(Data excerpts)

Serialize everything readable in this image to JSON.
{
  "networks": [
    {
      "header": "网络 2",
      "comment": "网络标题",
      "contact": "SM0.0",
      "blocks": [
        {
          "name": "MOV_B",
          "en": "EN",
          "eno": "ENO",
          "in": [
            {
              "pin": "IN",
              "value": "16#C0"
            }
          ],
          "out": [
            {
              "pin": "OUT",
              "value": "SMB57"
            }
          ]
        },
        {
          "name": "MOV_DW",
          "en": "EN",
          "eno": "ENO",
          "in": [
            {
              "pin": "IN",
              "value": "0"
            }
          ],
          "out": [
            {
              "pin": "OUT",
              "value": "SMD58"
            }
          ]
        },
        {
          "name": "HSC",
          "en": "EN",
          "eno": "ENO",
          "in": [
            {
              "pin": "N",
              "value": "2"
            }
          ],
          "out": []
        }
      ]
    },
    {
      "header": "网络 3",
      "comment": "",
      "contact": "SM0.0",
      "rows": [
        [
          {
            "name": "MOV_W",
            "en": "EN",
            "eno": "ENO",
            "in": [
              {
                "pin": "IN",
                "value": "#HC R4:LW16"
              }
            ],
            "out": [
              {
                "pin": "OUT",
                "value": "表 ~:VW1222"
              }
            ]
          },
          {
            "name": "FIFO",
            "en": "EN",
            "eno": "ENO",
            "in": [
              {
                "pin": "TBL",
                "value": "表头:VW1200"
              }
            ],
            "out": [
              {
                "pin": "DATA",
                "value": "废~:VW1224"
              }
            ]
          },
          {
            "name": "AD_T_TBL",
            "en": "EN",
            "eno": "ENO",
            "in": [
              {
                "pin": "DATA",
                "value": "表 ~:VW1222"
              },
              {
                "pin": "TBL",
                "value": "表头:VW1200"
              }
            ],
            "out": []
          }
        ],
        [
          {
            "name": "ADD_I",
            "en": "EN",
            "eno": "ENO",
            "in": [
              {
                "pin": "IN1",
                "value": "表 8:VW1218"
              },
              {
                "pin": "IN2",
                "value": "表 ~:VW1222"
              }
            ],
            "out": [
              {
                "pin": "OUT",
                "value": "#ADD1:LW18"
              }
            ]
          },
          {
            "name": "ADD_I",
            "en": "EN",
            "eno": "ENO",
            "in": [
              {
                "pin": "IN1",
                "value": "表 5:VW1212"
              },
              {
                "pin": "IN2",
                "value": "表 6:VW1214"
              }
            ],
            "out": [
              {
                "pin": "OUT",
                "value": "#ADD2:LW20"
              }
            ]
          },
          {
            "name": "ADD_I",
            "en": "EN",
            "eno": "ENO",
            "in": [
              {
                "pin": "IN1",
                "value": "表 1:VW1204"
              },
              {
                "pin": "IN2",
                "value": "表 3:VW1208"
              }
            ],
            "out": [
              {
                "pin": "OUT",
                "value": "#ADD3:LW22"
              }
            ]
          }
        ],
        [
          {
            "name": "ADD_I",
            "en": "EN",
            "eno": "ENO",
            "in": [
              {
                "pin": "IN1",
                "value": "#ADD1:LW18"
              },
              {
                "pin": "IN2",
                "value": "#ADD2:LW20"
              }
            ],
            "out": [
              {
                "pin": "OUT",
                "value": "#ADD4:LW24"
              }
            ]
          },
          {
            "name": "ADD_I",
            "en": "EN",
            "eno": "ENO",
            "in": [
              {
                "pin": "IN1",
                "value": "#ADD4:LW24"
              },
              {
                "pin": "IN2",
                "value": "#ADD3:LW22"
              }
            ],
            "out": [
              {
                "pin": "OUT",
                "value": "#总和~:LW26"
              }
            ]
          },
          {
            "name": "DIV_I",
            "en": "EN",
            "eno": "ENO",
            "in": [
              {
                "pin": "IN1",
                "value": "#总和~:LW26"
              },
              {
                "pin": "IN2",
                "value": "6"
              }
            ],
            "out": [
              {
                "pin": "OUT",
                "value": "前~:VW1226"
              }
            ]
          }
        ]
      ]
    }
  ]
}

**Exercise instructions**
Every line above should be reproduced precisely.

**Completed exercise**
Serialize everything readable in this image to JSON.
{
  "networks": [
    {
      "header": "网络 2",
      "comment": "网络标题",
      "contact": "SM0.0",
      "blocks": [
        {
          "name": "MOV_B",
          "en": "EN",
          "eno": "ENO",
          "in": [
            {
              "pin": "IN",
              "value": "16#C0"
            }
          ],
          "out": [
            {
              "pin": "OUT",
              "value": "SMB57"
            }
          ]
        },
        {
          "name": "MOV_DW",
          "en": "EN",
          "eno": "ENO",
          "in": [
            {
              "pin": "IN",
              "value": "0"
            }
          ],
          "out": [
            {
              "pin": "OUT",
              "value": "SMD58"
            }
          ]
        },
        {
          "name": "HSC",
          "en": "EN",
          "eno": "ENO",
          "in": [
            {
              "pin": "N",
              "value": "2"
            }
          ],
          "out": []
        }
      ]
    },
    {
      "header": "网络 3",
      "comment": "",
      "contact": "SM0.0",
      "rows": [
        [
          {
            "name": "MOV_W",
            "en": "EN",
            "eno": "ENO",
            "in": [
              {
                "pin": "IN",
                "value": "#HC R4:LW16"
              }
            ],
            "out": [
              {
                "pin": "OUT",
                "value": "表 ~:VW1222"
              }
            ]
          },
          {
            "name": "FIFO",
            "en": "EN",
            "eno": "ENO",
            "in": [
              {
                "pin": "TBL",
                "value": "表头:VW1200"
              }
            ],
            "out": [
              {
                "pin": "DATA",
                "value": "废~:VW1224"
              }
            ]
          },
          {
            "name": "AD_T_TBL",
            "en": "EN",
            "eno": "ENO",
            "in": [
              {
                "pin": "DATA",
                "value": "表 ~:VW1222"
              },
              {
                "pin": "TBL",
                "value": "表头:VW1200"
              }
            ],
            "out": []
          }
        ],
        [
          {
            "name": "ADD_I",
            "en": "EN",
            "eno": "ENO",
            "in": [
              {
                "pin": "IN1",
                "value": "表 8:VW1218"
              },
              {
                "pin": "IN2",
                "value": "表 ~:VW1222"
              }
            ],
            "out": [
              {
                "pin": "OUT",
                "value": "#ADD1:LW18"
              }
            ]
          },
          {
            "name": "ADD_I",
            "en": "EN",
            "eno": "ENO",
            "in": [
              {
                "pin": "IN1",
                "value": "表 5:VW1212"
              },
              {
                "pin": "IN2",
                "value": "表 6:VW1214"
              }
            ],
            "out": [
              {
                "pin": "OUT",
                "value": "#ADD2:LW20"
              }
            ]
          },
          {
            "name": "ADD_I",
            "en": "EN",
            "eno": "ENO",
            "in": [
              {
                "pin": "IN1",
                "value": "表 1:VW1204"
              },
              {
                "pin": "IN2",
                "value": "表 3:VW1208"
              }
            ],
            "out": [
              {
                "pin": "OUT",
                "value": "#ADD3:LW22"
              }
            ]
          }
        ],
        [
          {
            "name": "ADD_I",
            "en": "EN",
            "eno": "ENO",
            "in": [
              {
                "pin": "IN1",
                "value": "#ADD1:LW18"
              },
              {
                "pin": "IN2",
                "value": "#ADD2:LW20"
              }
            ],
            "out": [
              {
                "pin": "OUT",
                "value": "#ADD4:LW24"
              }
            ]
          },
          {
            "name": "ADD_I",
            "en": "EN",
            "eno": "ENO",
            "in": [
              {
                "pin": "IN1",
                "value": "#ADD4:LW24"
              },
              {
                "pin": "IN2",
                "value": "#ADD3:LW22"
              }
            ],
            "out": [
              {
                "pin": "OUT",
                "value": "#总和~:LW26"
              }
            ]
          },
          {
            "name": "DIV_I",
            "en": "EN",
            "eno": "ENO",
            "in": [
              {
                "pin": "IN1",
                "value": "#总和~:LW26"
              },
              {
                "pin": "IN2",
                "value": "6"
              }
            ],
            "out": [
              {
                "pin": "OUT",
                "value": "前~:VW1226"
              }
            ]
          }
        ]
      ]
    }
  ]
}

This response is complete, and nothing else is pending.